21 June, 2019
When you’re writing or editing for healthcare professionals, there’s no need to worry about fancy things such as “readability” – they’re professionals, so they’ll understand it, right?
Ask a pharmacist if readability matters. They get hand-scrawled prescriptions from MDs every day. Of course they know what Synthroid 150 µg means and can dispense it appropriately. Too bad the doctor actually prescribed Rythmol 150 mg – but wrote it messily. (That’s a real case, and that sort of error happens often.)
Bad writing – stiff, convoluted, inconsistent – can get in the way of communication just as bad handwriting can. Healthcare professionals take in a lot of information and must make important decisions based on it. Anything that increases the effort of taking in that information increases the likelihood of errors.
The general style, structure, and vocabulary of medical and other science information are well known for their insistent use of such distancing and complexifying features and passive voice, preference for nouns and prepositions over verbs, and inclination to longer and less frequently used words over commoner ones – similarly, for example, to the present sentence of which you are now completing the reading. Writers seem to think that complex information should be matched with complex grammar and complex words. But the energy your readers put into parsing the prose is energy they don’t have for assimilating the information.
It’s what’s called cognitive load. There are three kinds of cognitive load in reading:
You don’t want a doctor or nurse to have trouble understanding life-and-death information. You also don’t want a regulator or journal editor to have a hard time understanding the value of the facts you’re presenting. If your article or product is rejected, no one will get the benefit of it!
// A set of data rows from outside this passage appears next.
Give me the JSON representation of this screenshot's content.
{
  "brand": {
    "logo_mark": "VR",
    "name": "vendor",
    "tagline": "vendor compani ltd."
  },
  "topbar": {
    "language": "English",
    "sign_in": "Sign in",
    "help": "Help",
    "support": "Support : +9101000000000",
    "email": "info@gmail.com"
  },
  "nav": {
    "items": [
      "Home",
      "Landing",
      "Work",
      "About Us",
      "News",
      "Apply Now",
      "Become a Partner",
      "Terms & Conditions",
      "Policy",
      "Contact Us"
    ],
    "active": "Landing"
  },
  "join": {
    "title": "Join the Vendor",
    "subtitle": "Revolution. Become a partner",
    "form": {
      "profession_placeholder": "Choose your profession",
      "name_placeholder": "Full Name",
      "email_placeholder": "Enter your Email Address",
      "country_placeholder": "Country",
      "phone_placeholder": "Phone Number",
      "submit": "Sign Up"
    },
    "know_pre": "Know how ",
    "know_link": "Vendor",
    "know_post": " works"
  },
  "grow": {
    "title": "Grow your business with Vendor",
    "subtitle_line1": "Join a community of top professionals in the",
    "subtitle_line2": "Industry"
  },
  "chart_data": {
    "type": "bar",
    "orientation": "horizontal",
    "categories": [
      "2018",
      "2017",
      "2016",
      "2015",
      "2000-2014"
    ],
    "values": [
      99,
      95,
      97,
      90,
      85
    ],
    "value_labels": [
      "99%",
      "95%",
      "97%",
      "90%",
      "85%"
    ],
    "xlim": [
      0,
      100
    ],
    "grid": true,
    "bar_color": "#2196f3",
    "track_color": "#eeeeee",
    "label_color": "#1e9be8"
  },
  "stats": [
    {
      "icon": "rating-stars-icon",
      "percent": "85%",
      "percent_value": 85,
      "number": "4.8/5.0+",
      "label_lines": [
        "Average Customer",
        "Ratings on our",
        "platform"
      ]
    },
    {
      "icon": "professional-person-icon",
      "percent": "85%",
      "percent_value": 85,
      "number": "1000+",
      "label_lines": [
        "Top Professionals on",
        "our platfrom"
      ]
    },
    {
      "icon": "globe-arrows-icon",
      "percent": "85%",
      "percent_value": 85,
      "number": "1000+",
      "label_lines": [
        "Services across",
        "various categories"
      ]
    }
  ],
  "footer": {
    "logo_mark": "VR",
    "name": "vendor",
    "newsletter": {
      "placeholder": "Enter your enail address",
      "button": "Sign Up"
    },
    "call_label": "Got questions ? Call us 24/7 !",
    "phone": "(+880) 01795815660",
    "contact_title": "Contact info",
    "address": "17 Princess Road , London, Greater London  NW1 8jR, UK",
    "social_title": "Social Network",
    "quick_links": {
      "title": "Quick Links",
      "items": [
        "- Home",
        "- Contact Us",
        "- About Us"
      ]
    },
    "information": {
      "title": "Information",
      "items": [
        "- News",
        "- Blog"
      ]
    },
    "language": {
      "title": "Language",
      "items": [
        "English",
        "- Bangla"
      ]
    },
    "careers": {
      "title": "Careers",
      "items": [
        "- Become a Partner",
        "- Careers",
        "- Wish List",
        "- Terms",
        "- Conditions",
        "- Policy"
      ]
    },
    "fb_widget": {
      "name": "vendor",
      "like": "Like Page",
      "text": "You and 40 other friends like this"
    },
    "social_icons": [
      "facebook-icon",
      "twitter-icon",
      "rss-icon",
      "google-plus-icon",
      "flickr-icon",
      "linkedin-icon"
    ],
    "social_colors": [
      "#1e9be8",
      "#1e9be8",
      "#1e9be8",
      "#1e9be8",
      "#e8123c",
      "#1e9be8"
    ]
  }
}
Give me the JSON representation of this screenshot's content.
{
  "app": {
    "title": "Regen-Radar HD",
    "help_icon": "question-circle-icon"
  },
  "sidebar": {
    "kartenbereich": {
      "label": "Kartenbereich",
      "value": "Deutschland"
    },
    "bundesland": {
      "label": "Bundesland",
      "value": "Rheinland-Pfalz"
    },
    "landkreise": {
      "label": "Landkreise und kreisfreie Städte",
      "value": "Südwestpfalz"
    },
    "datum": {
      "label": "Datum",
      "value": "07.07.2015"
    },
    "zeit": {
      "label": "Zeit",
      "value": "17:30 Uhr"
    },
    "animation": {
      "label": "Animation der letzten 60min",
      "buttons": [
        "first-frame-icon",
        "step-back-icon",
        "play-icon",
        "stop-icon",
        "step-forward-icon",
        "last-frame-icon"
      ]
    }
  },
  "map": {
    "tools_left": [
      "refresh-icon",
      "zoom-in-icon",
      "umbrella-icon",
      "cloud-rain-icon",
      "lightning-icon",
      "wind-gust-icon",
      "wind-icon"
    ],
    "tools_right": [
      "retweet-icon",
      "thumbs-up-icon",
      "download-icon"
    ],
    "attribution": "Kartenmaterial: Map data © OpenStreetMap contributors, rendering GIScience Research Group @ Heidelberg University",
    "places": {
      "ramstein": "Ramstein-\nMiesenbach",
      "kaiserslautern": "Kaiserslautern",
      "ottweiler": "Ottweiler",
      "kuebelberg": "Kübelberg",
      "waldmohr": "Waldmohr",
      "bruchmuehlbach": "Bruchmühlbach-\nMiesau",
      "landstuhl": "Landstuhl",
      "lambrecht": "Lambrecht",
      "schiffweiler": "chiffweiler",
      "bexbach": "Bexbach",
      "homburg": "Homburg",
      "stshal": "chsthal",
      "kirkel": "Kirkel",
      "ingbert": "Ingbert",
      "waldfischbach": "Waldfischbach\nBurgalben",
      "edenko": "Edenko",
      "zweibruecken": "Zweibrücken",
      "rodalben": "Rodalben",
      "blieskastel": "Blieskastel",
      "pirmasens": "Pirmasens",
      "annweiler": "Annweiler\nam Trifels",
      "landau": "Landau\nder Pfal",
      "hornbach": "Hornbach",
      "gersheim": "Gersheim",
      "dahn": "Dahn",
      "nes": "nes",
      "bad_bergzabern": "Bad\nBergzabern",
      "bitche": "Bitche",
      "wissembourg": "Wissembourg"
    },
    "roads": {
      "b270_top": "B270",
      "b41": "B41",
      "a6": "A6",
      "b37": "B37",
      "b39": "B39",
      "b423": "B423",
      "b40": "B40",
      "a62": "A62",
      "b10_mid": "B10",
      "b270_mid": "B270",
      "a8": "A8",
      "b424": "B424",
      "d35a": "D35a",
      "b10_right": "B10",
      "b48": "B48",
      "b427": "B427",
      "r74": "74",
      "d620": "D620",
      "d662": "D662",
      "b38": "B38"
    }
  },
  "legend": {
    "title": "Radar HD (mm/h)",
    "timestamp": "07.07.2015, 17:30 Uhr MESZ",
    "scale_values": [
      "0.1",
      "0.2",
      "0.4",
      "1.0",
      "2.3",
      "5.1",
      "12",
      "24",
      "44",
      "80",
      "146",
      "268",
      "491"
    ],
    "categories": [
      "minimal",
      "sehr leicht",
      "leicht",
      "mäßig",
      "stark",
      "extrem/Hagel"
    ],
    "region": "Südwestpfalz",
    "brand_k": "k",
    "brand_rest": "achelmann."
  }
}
Here are some things you can do to make sure that your readers receive your information accurately and usefully, with no unnecessary cognitive load.
Healthcare professionals are busy people who have specific problems to solve, and they want to know the action items. Even if you’re giving them continuing education lessons, they’re going to want to know what they’ll be tested on or what they’ll run into in the real world. So tell them, briefly and clearly. Use direct language that answers the question “What am I supposed to do about this?” If they need to know more detail, they’ll look for it in the body of the article.
Your readers may read through what you write word for word. If so, great! But they may also be scanning to find specific details. Help them. Make key information stand out – you may be able to use headings or bolding. Handle numbers clearly: use numerals so they don’t get lost on the page, and be correct and consistent with measurement abbreviations. Even for people who read every word, making the key details stand out will help them remember.
Tables and figures stand out and, if handled well, offer up information in highly usable ways. If handled well. Unnecessary visual clutter, such as bold dividing lines in a table or too many black grid lines on a chart, gets in the way of the facts, as does careless handling of X and Y axis data or putting several kinds of information in the same column of a table. Get to know the work of Edward Tufte, who has written several books that lay out good principles of conveying information visually.
Depending on the context, a certain formality may be required. Some journals insist on the passive voice in the apparent belief that dehumanizing the text makes it more factual. (Healthcare is all about humans; why erasing the central actors would increase fact value is a whole other subject for debate.) But you can still spend a bit of time on your phrasing to make sure that your sentences go from A to B without circling past V and W on the way. You can stop and ask yourself whether you are using more words than necessary, and whether you can change, for example, “titration of the dosage was performed” to “the dosage was titrated” or even “the researchers titrated the dosage.”
Messy spelling and messy punctuation get in the way of reading and understanding. But so does using several variant names for the same thing. Be clean and be consistent. Don’t make your readers do your tidying up for you in their heads. As Professors Andrew Carter and Laura A. Webb found in regard to legal writing, even small mistakes affect comprehension. To help your readers follow your logic, Professor Webb suggests zealously editing for “missing punctuation, grammar oversights, awkward syntax, and semantic inconsistencies.” And given the similar complexity, the same doubtlessly applies to medical writing. You don’t want to spell public consultation without the first L. And you don’t want to “mange” a condition. Spellcheckers won’t find mistakes like these, but PerfectIt will.
You’ll do a better job of managing clarity and effectiveness if you’re not weighed down with unnecessary extra burden. Attempting to find and correct small typos and inconsistencies while you simultaneously check meaning and coherence inevitably means you don’t do either of them as well as you could. A better way to ensure your writing is clear and easy to understand is to use PerfectIt for checking consistency. PerfectIt checks for consistency in spelling, punctuation, and handling of abbreviations and numbers. It frees up your cognitive load so you can make sure your text is readable and easy for decision-makers and healthcare professionals. Click to download a free trial of PerfectIt.